Task requirements >> Wherever the string "icon" occurs in a line of these records, report that line.

Provided data >>
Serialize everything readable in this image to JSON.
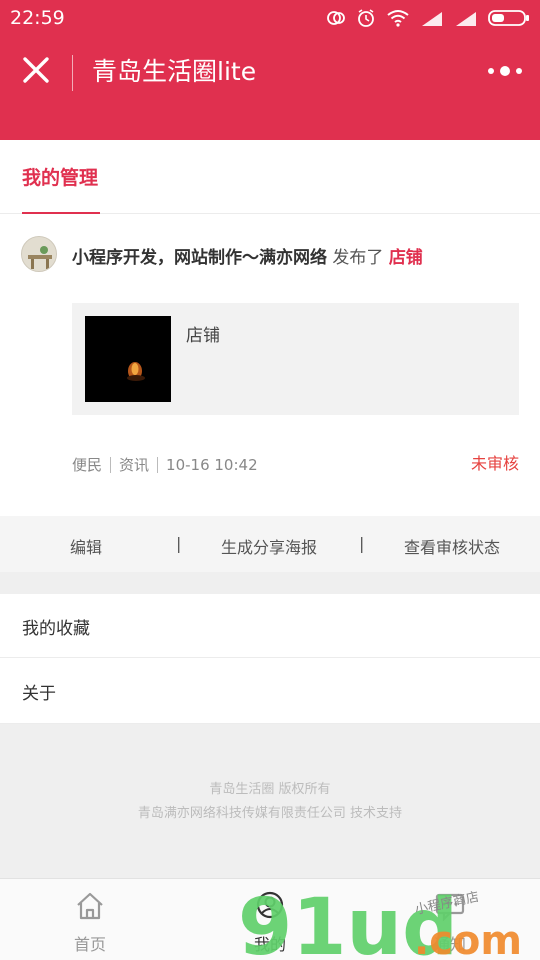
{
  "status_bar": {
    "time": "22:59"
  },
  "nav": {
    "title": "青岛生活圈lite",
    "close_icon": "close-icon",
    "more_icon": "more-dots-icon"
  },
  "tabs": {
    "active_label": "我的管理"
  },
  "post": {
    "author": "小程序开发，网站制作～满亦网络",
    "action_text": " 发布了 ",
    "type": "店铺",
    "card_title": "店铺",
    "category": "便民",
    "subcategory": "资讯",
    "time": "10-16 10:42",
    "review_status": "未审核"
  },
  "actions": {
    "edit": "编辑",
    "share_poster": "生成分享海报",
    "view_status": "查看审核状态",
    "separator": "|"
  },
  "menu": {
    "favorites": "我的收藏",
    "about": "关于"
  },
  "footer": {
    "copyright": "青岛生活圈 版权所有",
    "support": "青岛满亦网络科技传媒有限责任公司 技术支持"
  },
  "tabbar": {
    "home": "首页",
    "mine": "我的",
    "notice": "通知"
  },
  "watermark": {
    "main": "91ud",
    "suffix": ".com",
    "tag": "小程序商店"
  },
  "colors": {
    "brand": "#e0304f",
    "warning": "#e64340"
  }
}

Response box >>
    "close_icon": "close-icon",
    "more_icon": "more-dots-icon"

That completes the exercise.